Aim of the task: Return every line of the entries that includes the word "more".

** Records follows **

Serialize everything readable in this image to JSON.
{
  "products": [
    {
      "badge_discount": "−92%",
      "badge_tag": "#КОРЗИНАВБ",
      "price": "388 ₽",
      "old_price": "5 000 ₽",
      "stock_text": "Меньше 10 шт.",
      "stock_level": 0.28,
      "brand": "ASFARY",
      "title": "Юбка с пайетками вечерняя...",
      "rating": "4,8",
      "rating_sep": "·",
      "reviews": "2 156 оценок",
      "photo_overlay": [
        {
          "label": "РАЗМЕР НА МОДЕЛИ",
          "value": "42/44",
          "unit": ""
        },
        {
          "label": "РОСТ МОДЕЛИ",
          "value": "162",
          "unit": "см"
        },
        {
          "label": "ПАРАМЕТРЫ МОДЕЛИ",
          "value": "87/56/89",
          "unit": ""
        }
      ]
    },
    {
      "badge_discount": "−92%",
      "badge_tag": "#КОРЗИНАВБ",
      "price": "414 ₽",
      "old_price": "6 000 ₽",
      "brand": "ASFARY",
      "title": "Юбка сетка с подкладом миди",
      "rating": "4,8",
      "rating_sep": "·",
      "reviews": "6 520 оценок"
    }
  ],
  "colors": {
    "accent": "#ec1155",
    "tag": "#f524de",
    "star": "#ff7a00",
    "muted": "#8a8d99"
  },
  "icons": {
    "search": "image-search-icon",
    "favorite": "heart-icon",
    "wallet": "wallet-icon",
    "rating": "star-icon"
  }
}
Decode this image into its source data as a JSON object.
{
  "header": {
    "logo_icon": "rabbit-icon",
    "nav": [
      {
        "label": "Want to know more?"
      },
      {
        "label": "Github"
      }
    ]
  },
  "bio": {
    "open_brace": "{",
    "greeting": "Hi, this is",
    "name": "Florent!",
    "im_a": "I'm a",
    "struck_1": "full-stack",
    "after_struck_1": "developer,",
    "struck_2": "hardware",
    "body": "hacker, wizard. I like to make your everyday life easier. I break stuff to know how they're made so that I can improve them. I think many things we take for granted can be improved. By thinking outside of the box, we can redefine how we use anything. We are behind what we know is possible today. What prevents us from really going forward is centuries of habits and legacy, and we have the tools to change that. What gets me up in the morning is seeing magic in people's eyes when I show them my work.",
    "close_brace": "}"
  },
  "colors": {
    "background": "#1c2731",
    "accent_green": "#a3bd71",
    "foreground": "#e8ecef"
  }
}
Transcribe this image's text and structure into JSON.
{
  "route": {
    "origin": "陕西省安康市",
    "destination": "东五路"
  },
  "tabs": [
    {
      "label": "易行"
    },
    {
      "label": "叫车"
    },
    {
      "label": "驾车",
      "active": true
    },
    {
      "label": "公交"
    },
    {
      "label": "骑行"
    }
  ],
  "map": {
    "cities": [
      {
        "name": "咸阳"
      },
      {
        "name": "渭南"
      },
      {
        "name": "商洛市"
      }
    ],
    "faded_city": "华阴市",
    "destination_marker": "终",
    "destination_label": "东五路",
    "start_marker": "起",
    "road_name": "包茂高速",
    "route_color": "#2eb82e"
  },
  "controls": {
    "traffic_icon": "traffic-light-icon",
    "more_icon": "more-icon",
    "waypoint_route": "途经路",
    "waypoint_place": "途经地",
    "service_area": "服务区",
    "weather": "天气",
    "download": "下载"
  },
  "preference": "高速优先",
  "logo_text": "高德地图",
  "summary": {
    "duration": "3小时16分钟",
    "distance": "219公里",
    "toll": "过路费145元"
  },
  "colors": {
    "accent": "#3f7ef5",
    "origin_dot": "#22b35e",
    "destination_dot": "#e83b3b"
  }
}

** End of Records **

Solution to the exercise:
        "label": "Want to know more?"
    "more_icon": "more-icon",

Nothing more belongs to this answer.